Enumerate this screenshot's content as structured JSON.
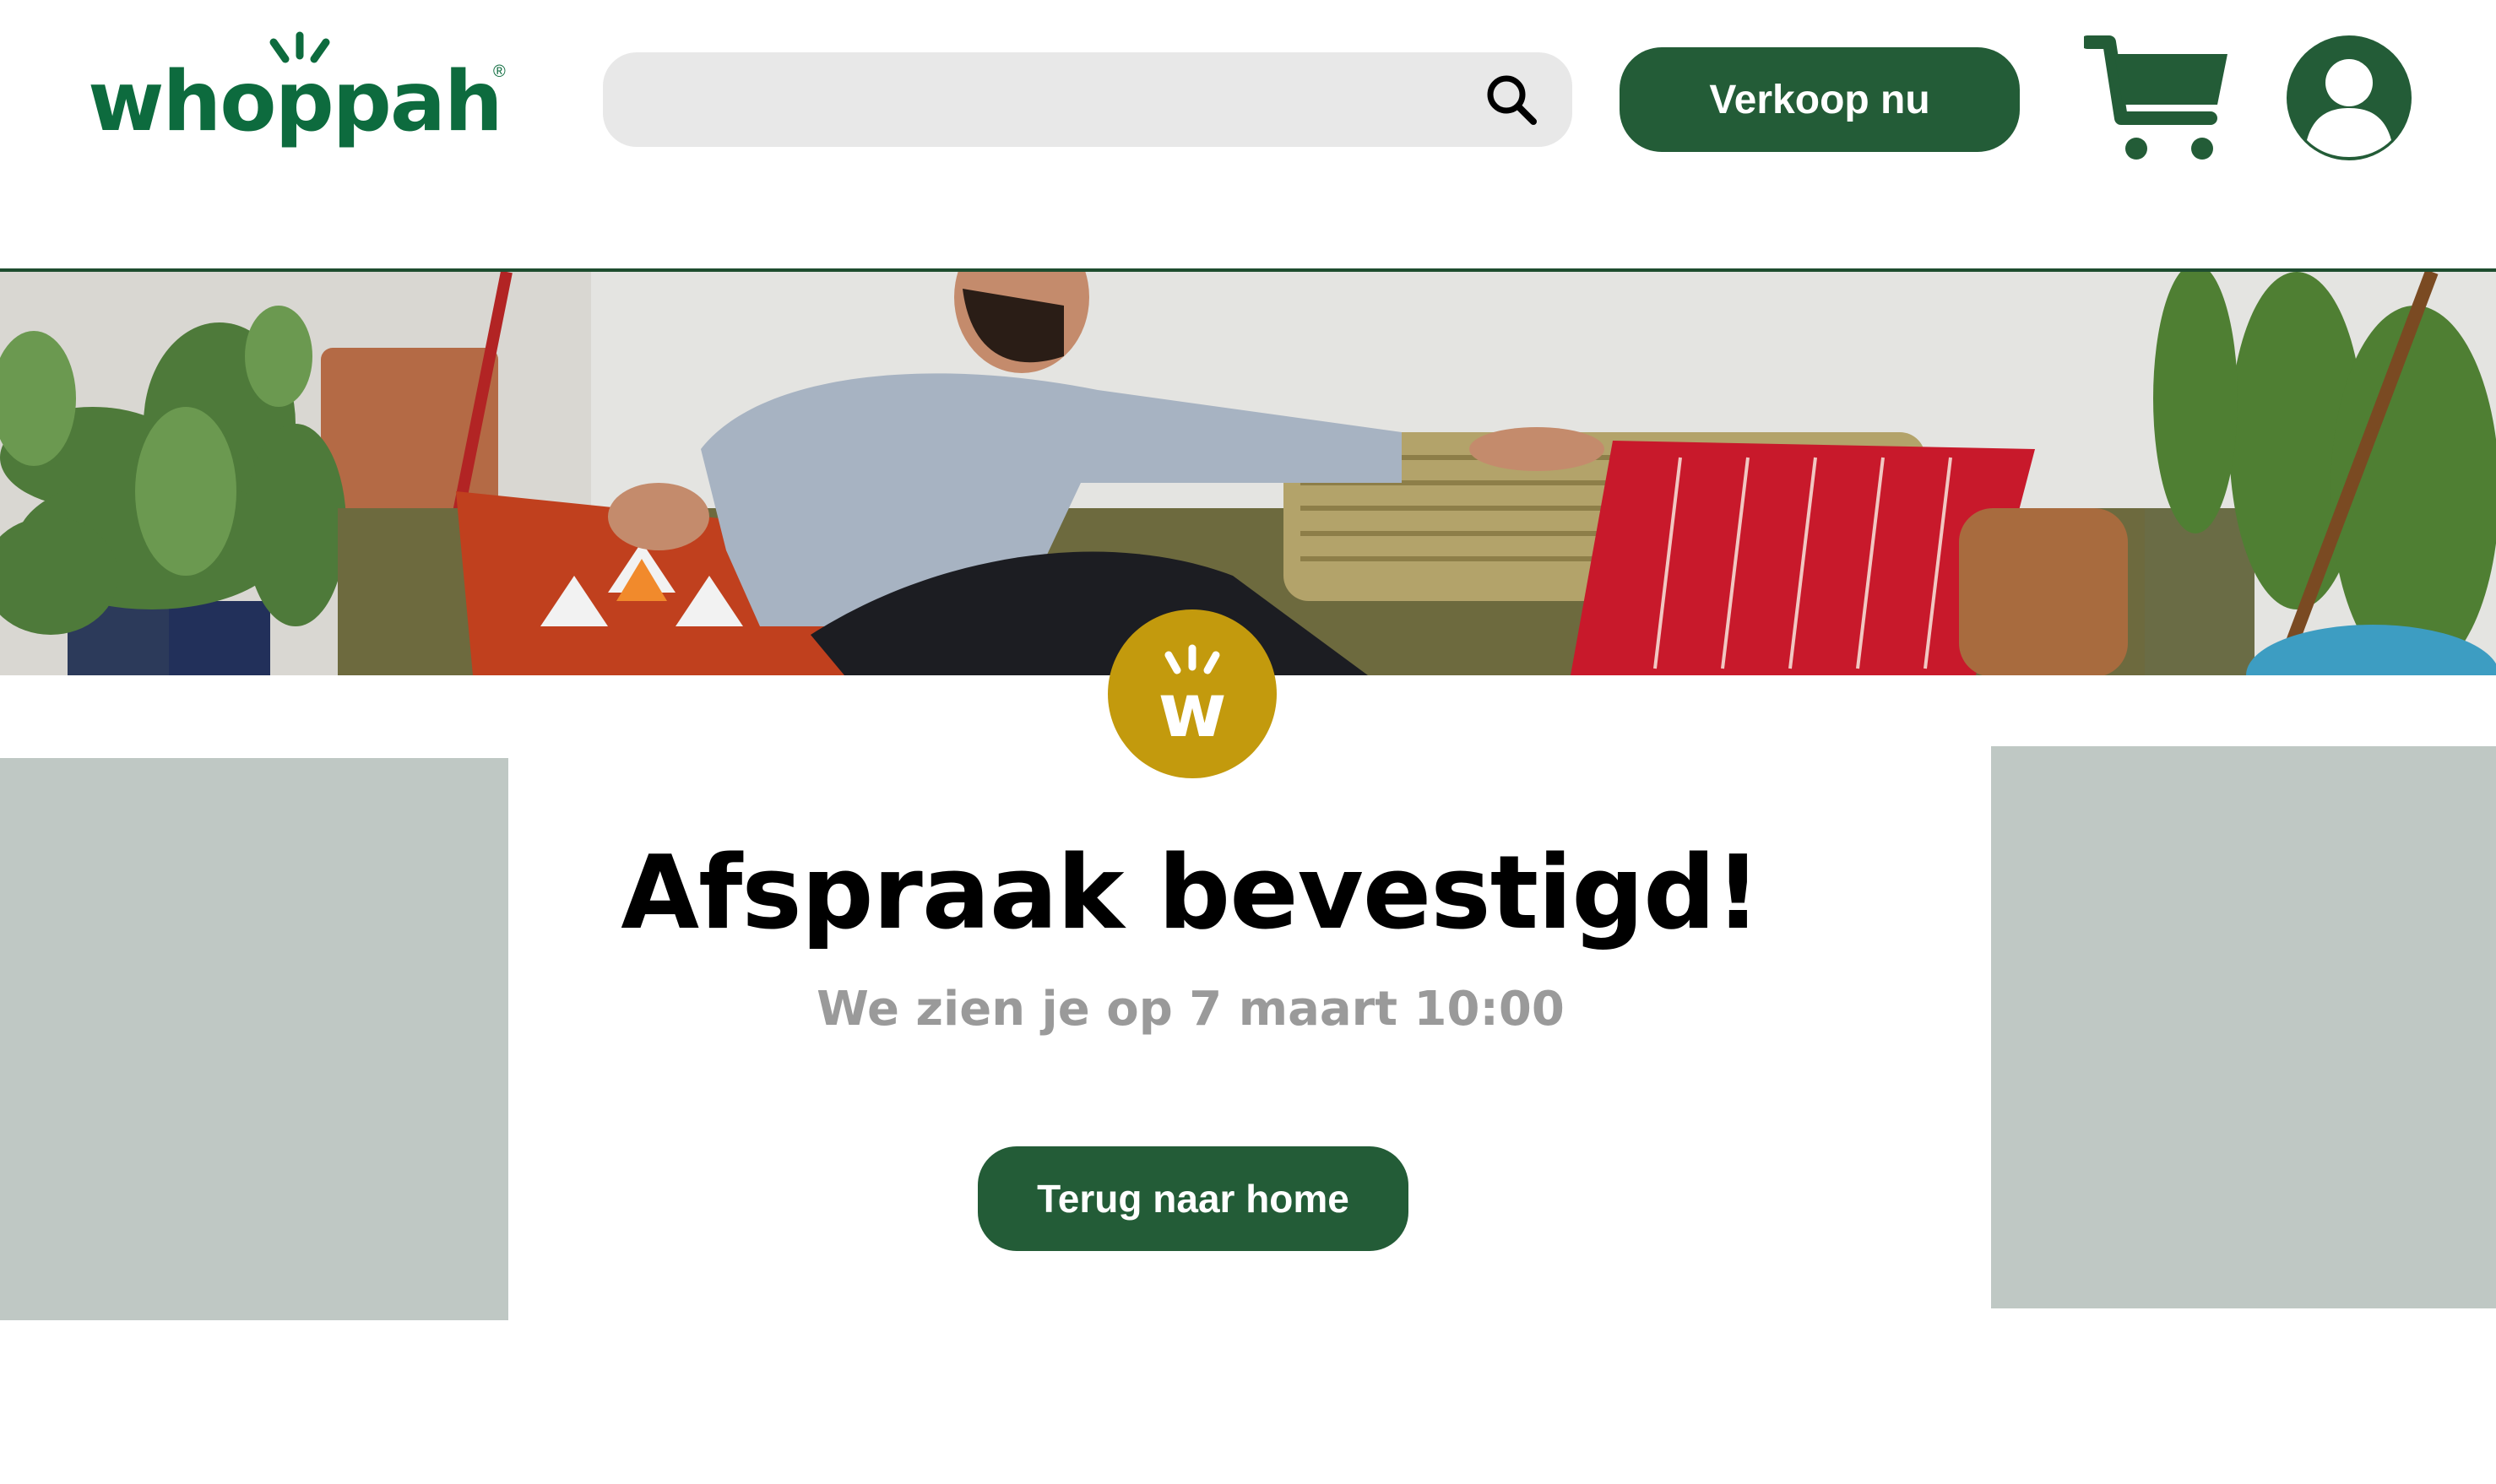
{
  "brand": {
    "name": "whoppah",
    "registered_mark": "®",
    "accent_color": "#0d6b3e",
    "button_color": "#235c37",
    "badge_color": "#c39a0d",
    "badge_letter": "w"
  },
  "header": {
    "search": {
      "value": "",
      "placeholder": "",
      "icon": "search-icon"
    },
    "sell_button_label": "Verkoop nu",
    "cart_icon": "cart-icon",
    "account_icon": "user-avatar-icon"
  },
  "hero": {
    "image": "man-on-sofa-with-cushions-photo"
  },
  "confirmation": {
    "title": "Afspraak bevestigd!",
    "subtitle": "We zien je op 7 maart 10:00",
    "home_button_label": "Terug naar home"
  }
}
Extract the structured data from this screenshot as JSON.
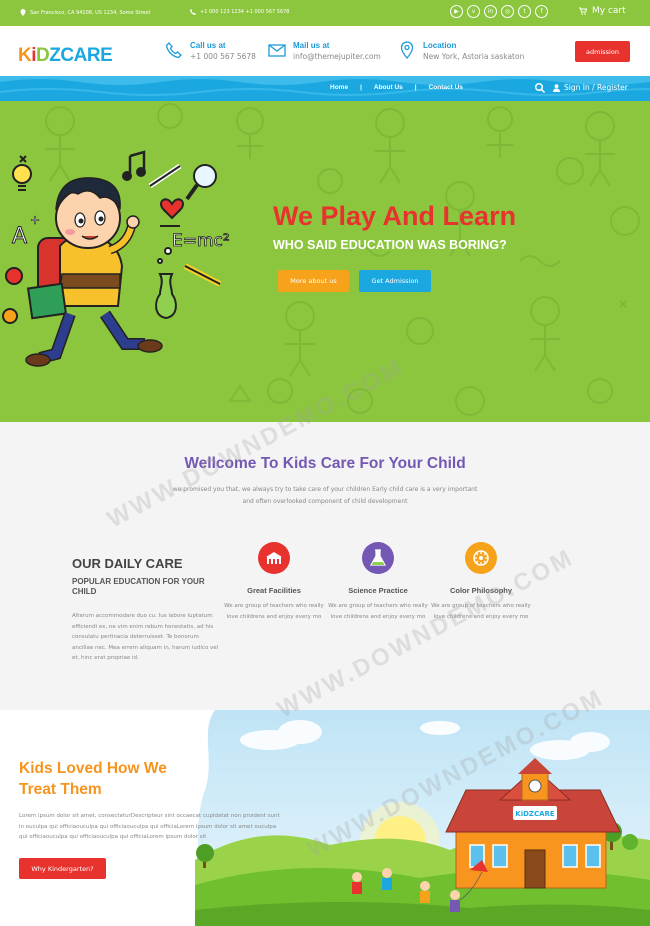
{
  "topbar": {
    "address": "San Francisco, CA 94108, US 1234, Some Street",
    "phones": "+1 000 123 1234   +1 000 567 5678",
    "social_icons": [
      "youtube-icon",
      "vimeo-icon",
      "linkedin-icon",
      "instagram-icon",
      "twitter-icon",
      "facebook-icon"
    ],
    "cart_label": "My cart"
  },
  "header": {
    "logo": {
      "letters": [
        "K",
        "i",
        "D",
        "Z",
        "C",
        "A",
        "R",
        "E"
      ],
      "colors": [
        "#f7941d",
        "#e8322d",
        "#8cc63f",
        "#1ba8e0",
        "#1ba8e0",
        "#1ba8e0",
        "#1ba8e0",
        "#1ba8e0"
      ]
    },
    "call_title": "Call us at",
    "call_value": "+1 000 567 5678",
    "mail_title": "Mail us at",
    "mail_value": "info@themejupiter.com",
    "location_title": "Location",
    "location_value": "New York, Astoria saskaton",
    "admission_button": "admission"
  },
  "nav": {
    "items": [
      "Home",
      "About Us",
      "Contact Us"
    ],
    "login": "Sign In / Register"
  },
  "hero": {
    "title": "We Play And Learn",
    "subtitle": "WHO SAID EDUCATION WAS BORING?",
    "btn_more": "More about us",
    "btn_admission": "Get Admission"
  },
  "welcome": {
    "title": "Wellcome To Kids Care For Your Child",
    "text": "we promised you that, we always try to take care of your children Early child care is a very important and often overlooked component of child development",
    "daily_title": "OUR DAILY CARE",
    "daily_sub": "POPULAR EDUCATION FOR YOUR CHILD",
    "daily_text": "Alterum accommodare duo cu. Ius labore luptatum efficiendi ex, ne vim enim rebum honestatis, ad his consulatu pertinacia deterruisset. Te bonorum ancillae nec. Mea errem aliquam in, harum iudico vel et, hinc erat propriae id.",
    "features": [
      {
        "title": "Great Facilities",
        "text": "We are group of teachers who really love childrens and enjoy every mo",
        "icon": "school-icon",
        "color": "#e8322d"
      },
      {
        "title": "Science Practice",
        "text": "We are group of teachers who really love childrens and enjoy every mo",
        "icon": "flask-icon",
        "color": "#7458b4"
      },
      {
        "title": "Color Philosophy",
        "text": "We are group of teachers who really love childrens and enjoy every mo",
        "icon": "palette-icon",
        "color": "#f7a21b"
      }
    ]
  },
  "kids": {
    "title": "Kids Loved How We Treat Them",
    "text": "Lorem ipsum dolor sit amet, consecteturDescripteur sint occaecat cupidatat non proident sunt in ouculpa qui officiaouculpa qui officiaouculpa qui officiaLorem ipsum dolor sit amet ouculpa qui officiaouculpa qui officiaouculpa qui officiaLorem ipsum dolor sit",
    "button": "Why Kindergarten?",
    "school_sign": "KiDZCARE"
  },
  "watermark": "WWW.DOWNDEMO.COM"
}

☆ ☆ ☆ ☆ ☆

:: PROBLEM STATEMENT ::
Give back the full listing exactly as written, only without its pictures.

:: TASK SOLUTION ::
Enumerate this screenshot's content as structured JSON.
{
  "brand": {
    "name": "whoppah",
    "registered_mark": "®",
    "accent_color": "#0d6b3e",
    "button_color": "#235c37",
    "badge_color": "#c39a0d",
    "badge_letter": "w"
  },
  "header": {
    "search": {
      "value": "",
      "placeholder": "",
      "icon": "search-icon"
    },
    "sell_button_label": "Verkoop nu",
    "cart_icon": "cart-icon",
    "account_icon": "user-avatar-icon"
  },
  "hero": {
    "image": "man-on-sofa-with-cushions-photo"
  },
  "confirmation": {
    "title": "Afspraak bevestigd!",
    "subtitle": "We zien je op 7 maart 10:00",
    "home_button_label": "Terug naar home"
  }
}
Extract the structured data from this screenshot as JSON.
{
  "topbar": {
    "address": "San Francisco, CA 94108, US 1234, Some Street",
    "phones": "+1 000 123 1234   +1 000 567 5678",
    "social_icons": [
      "youtube-icon",
      "vimeo-icon",
      "linkedin-icon",
      "instagram-icon",
      "twitter-icon",
      "facebook-icon"
    ],
    "cart_label": "My cart"
  },
  "header": {
    "logo": {
      "letters": [
        "K",
        "i",
        "D",
        "Z",
        "C",
        "A",
        "R",
        "E"
      ],
      "colors": [
        "#f7941d",
        "#e8322d",
        "#8cc63f",
        "#1ba8e0",
        "#1ba8e0",
        "#1ba8e0",
        "#1ba8e0",
        "#1ba8e0"
      ]
    },
    "call_title": "Call us at",
    "call_value": "+1 000 567 5678",
    "mail_title": "Mail us at",
    "mail_value": "info@themejupiter.com",
    "location_title": "Location",
    "location_value": "New York, Astoria saskaton",
    "admission_button": "admission"
  },
  "nav": {
    "items": [
      "Home",
      "About Us",
      "Contact Us"
    ],
    "login": "Sign In / Register"
  },
  "hero": {
    "title": "We Play And Learn",
    "subtitle": "WHO SAID EDUCATION WAS BORING?",
    "btn_more": "More about us",
    "btn_admission": "Get Admission"
  },
  "welcome": {
    "title": "Wellcome To Kids Care For Your Child",
    "text": "we promised you that, we always try to take care of your children Early child care is a very important and often overlooked component of child development",
    "daily_title": "OUR DAILY CARE",
    "daily_sub": "POPULAR EDUCATION FOR YOUR CHILD",
    "daily_text": "Alterum accommodare duo cu. Ius labore luptatum efficiendi ex, ne vim enim rebum honestatis, ad his consulatu pertinacia deterruisset. Te bonorum ancillae nec. Mea errem aliquam in, harum iudico vel et, hinc erat propriae id.",
    "features": [
      {
        "title": "Great Facilities",
        "text": "We are group of teachers who really love childrens and enjoy every mo",
        "icon": "school-icon",
        "color": "#e8322d"
      },
      {
        "title": "Science Practice",
        "text": "We are group of teachers who really love childrens and enjoy every mo",
        "icon": "flask-icon",
        "color": "#7458b4"
      },
      {
        "title": "Color Philosophy",
        "text": "We are group of teachers who really love childrens and enjoy every mo",
        "icon": "palette-icon",
        "color": "#f7a21b"
      }
    ]
  },
  "kids": {
    "title": "Kids Loved How We Treat Them",
    "text": "Lorem ipsum dolor sit amet, consecteturDescripteur sint occaecat cupidatat non proident sunt in ouculpa qui officiaouculpa qui officiaouculpa qui officiaLorem ipsum dolor sit amet ouculpa qui officiaouculpa qui officiaouculpa qui officiaLorem ipsum dolor sit",
    "button": "Why Kindergarten?",
    "school_sign": "KiDZCARE"
  },
  "watermark": "WWW.DOWNDEMO.COM"
}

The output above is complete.